The first works events in 1954 were the Alpine Rally, and the Tourist Trophy race at Dundrod in Northern Ireland. The TR2’s reliability and competitive edge were apparent in those events. In their first Alpine rally, three TR2s won the team prize and just about every other class award open to them. In the Tourist Trophy race at Dundrod, six TR2s started (one works car and works support for the five others). All six finished, and the two teams of three won the first and second team prizes.
In 1955 he drove at Le Mans in a Triumph TR2 with Bert Hadley, finishing 15th overall.
Probably the most impressive outing for the early TRs was in the 1956 Alpine Rally. As Autocar described the event later that year, “Six cars were entered. They took five ‘Coupes des Alps,’ finished in the first five places in their class, and won the manufacturer’s team prize. The cars had swept the board of almost every prize open to them.” Unfortunately, the Richardson/Heathcote car had to retire when a rear wheel came off or the TR team might have tallied six Coupes des Alps.
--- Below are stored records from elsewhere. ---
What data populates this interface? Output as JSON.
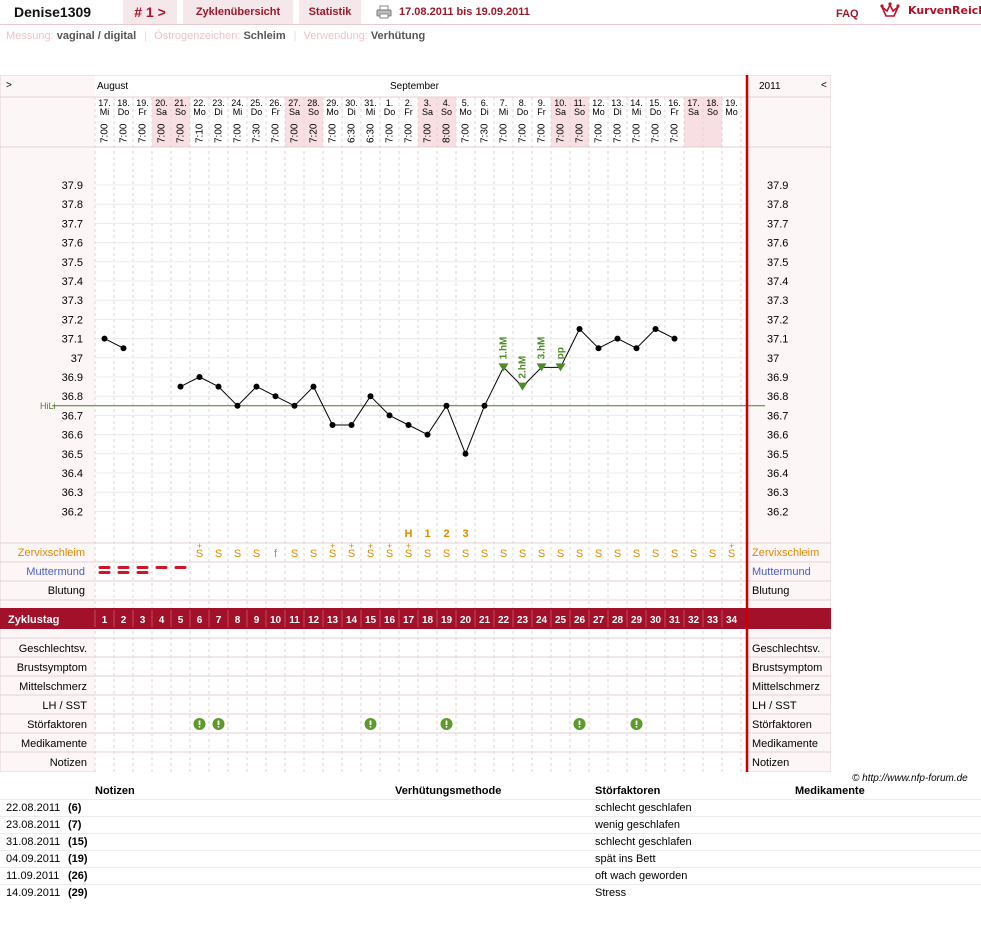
{
  "header": {
    "username": "Denise1309",
    "cycle_label": "# 1 >",
    "tab_overview": "Zyklenübersicht",
    "tab_stats": "Statistik",
    "date_range": "17.08.2011 bis 19.09.2011",
    "faq": "FAQ",
    "logo_text": "KurvenReich"
  },
  "subheader": {
    "measure_label": "Messung:",
    "measure_value": "vaginal / digital",
    "estrogen_label": "Östrogenzeichen:",
    "estrogen_value": "Schleim",
    "usage_label": "Verwendung:",
    "usage_value": "Verhütung"
  },
  "chart": {
    "nav_left": ">",
    "nav_right": "<",
    "month_aug": "August",
    "month_sep": "September",
    "year": "2011",
    "hili_label": "HiLi",
    "hili_value": 36.75,
    "y_ticks": [
      "37.9",
      "37.8",
      "37.7",
      "37.6",
      "37.5",
      "37.4",
      "37.3",
      "37.2",
      "37.1",
      "37",
      "36.9",
      "36.8",
      "36.7",
      "36.6",
      "36.5",
      "36.4",
      "36.3",
      "36.2"
    ],
    "days": [
      "17.",
      "18.",
      "19.",
      "20.",
      "21.",
      "22.",
      "23.",
      "24.",
      "25.",
      "26.",
      "27.",
      "28.",
      "29.",
      "30.",
      "31.",
      "1.",
      "2.",
      "3.",
      "4.",
      "5.",
      "6.",
      "7.",
      "8.",
      "9.",
      "10.",
      "11.",
      "12.",
      "13.",
      "14.",
      "15.",
      "16.",
      "17.",
      "18.",
      "19."
    ],
    "weekdays": [
      "Mi",
      "Do",
      "Fr",
      "Sa",
      "So",
      "Mo",
      "Di",
      "Mi",
      "Do",
      "Fr",
      "Sa",
      "So",
      "Mo",
      "Di",
      "Mi",
      "Do",
      "Fr",
      "Sa",
      "So",
      "Mo",
      "Di",
      "Mi",
      "Do",
      "Fr",
      "Sa",
      "So",
      "Mo",
      "Di",
      "Mi",
      "Do",
      "Fr",
      "Sa",
      "So",
      "Mo"
    ],
    "times": [
      "7:00",
      "7:00",
      "7:00",
      "7:00",
      "7:00",
      "7:10",
      "7:00",
      "7:00",
      "7:30",
      "7:00",
      "7:00",
      "7:20",
      "7:00",
      "6:30",
      "6:30",
      "7:00",
      "7:00",
      "7:00",
      "8:00",
      "7:00",
      "7:30",
      "7:00",
      "7:00",
      "7:00",
      "7:00",
      "7:00",
      "7:00",
      "7:00",
      "7:00",
      "7:00",
      "7:00",
      "",
      "",
      ""
    ],
    "pink_days": [
      3,
      4,
      10,
      11,
      17,
      18,
      24,
      25,
      31,
      32
    ],
    "temps": [
      37.1,
      37.05,
      null,
      null,
      36.85,
      36.9,
      36.85,
      36.75,
      36.85,
      36.8,
      36.75,
      36.85,
      36.65,
      36.65,
      36.8,
      36.7,
      36.65,
      36.6,
      36.75,
      36.5,
      36.75,
      36.95,
      36.85,
      36.95,
      36.95,
      37.15,
      37.05,
      37.1,
      37.05,
      37.15,
      37.1,
      null,
      null,
      null
    ],
    "markers": [
      {
        "day": 21,
        "label": "1.hM"
      },
      {
        "day": 22,
        "label": "2.hM"
      },
      {
        "day": 23,
        "label": "3.hM"
      },
      {
        "day": 24,
        "label": "pp"
      }
    ],
    "h_labels": [
      {
        "day": 16,
        "label": "H"
      },
      {
        "day": 17,
        "label": "1"
      },
      {
        "day": 18,
        "label": "2"
      },
      {
        "day": 19,
        "label": "3"
      }
    ],
    "cervix_label": "Zervixschleim",
    "cervix": [
      "",
      "",
      "",
      "",
      "",
      "S+",
      "S",
      "S",
      "S",
      "f",
      "S",
      "S",
      "S+",
      "S+",
      "S+",
      "S+",
      "S+",
      "S",
      "S",
      "S",
      "S",
      "S",
      "S",
      "S",
      "S",
      "S",
      "S",
      "S",
      "S",
      "S",
      "S",
      "S",
      "S",
      "S+"
    ],
    "os_label": "Muttermund",
    "bleeding_label": "Blutung",
    "bleeding": [
      "double",
      "double",
      "double",
      "single",
      "single",
      "",
      "",
      "",
      "",
      "",
      "",
      "",
      "",
      "",
      "",
      "",
      "",
      "",
      "",
      "",
      "",
      "",
      "",
      "",
      "",
      "",
      "",
      "",
      "",
      "",
      "",
      "",
      "",
      ""
    ],
    "cycle_label": "Zyklustag",
    "cycle_days": [
      "1",
      "2",
      "3",
      "4",
      "5",
      "6",
      "7",
      "8",
      "9",
      "10",
      "11",
      "12",
      "13",
      "14",
      "15",
      "16",
      "17",
      "18",
      "19",
      "20",
      "21",
      "22",
      "23",
      "24",
      "25",
      "26",
      "27",
      "28",
      "29",
      "30",
      "31",
      "32",
      "33",
      "34"
    ],
    "rows_bottom": [
      "Geschlechtsv.",
      "Brustsymptom",
      "Mittelschmerz",
      "LH / SST",
      "Störfaktoren",
      "Medikamente",
      "Notizen"
    ],
    "disturbance_days": [
      5,
      6,
      14,
      18,
      25,
      28
    ]
  },
  "credit": "© http://www.nfp-forum.de",
  "notes": {
    "headers": {
      "notes": "Notizen",
      "method": "Verhütungsmethode",
      "factors": "Störfaktoren",
      "meds": "Medikamente"
    },
    "rows": [
      {
        "date": "22.08.2011",
        "day": "(6)",
        "factor": "schlecht geschlafen"
      },
      {
        "date": "23.08.2011",
        "day": "(7)",
        "factor": "wenig geschlafen"
      },
      {
        "date": "31.08.2011",
        "day": "(15)",
        "factor": "schlecht geschlafen"
      },
      {
        "date": "04.09.2011",
        "day": "(19)",
        "factor": "spät ins Bett"
      },
      {
        "date": "11.09.2011",
        "day": "(26)",
        "factor": "oft wach geworden"
      },
      {
        "date": "14.09.2011",
        "day": "(29)",
        "factor": "Stress"
      }
    ]
  }
}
The TR3S models were the first to use the famous Sabrina twin-cam engines at LeMans in 1959. The cars were dismantled after the race, and the chassis frames were modified to fit the TRS models raced in 1960 and in 1961, when they won the team prize for Ken.
In January 1962 Richardson was hired by TVR. Disillusioned by the Leyland takeover, Richardson's first brief was to send three cars to the Sebring 12-hour race in March. The cars were lightweight Mk11As with MkIII style bonnets and 1588cc MGA engines. Axle failure and engine failure eliminated two of them and the surviving car, co-driven by future American star Mark Donohue, could only manage 25th overall and eighth in class. Their extravagant racing programme whch included Le Mans and the Tulip Rally did not yeild results or increased sales and TVR Cars Ltd went bankrupt in October of that year.